**INSTRUCTIONS TO FOLLOW:** All records below are to be duplicated exactly, with every picture excluded.

**INFORMATION GIVEN:**
------------------------------------------------

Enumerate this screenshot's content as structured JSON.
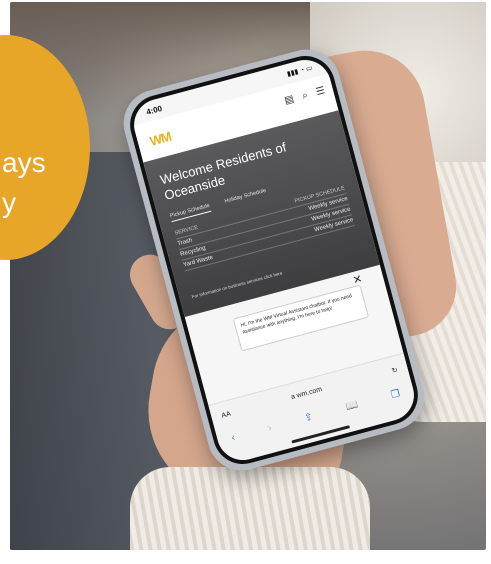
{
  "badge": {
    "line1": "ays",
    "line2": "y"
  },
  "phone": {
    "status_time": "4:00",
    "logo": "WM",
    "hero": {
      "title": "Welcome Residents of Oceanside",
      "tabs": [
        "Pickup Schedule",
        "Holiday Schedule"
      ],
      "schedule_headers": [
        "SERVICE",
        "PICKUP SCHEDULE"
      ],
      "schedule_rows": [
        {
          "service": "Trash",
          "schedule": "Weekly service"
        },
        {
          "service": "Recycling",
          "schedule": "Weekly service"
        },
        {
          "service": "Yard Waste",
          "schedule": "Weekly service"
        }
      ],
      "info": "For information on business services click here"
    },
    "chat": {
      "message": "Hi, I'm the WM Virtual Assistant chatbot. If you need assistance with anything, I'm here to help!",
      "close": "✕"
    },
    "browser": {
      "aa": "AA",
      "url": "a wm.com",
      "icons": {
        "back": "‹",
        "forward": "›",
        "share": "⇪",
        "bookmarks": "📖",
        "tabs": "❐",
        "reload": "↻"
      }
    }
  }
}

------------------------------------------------

**SOLUTION TO THIS TASK:**
Enumerate this screenshot's content as structured JSON.
{
  "badge": {
    "line1": "ays",
    "line2": "y"
  },
  "phone": {
    "status_time": "4:00",
    "logo": "WM",
    "hero": {
      "title": "Welcome Residents of Oceanside",
      "tabs": [
        "Pickup Schedule",
        "Holiday Schedule"
      ],
      "schedule_headers": [
        "SERVICE",
        "PICKUP SCHEDULE"
      ],
      "schedule_rows": [
        {
          "service": "Trash",
          "schedule": "Weekly service"
        },
        {
          "service": "Recycling",
          "schedule": "Weekly service"
        },
        {
          "service": "Yard Waste",
          "schedule": "Weekly service"
        }
      ],
      "info": "For information on business services click here"
    },
    "chat": {
      "message": "Hi, I'm the WM Virtual Assistant chatbot. If you need assistance with anything, I'm here to help!",
      "close": "✕"
    },
    "browser": {
      "aa": "AA",
      "url": "a wm.com",
      "icons": {
        "back": "‹",
        "forward": "›",
        "share": "⇪",
        "bookmarks": "📖",
        "tabs": "❐",
        "reload": "↻"
      }
    }
  }
}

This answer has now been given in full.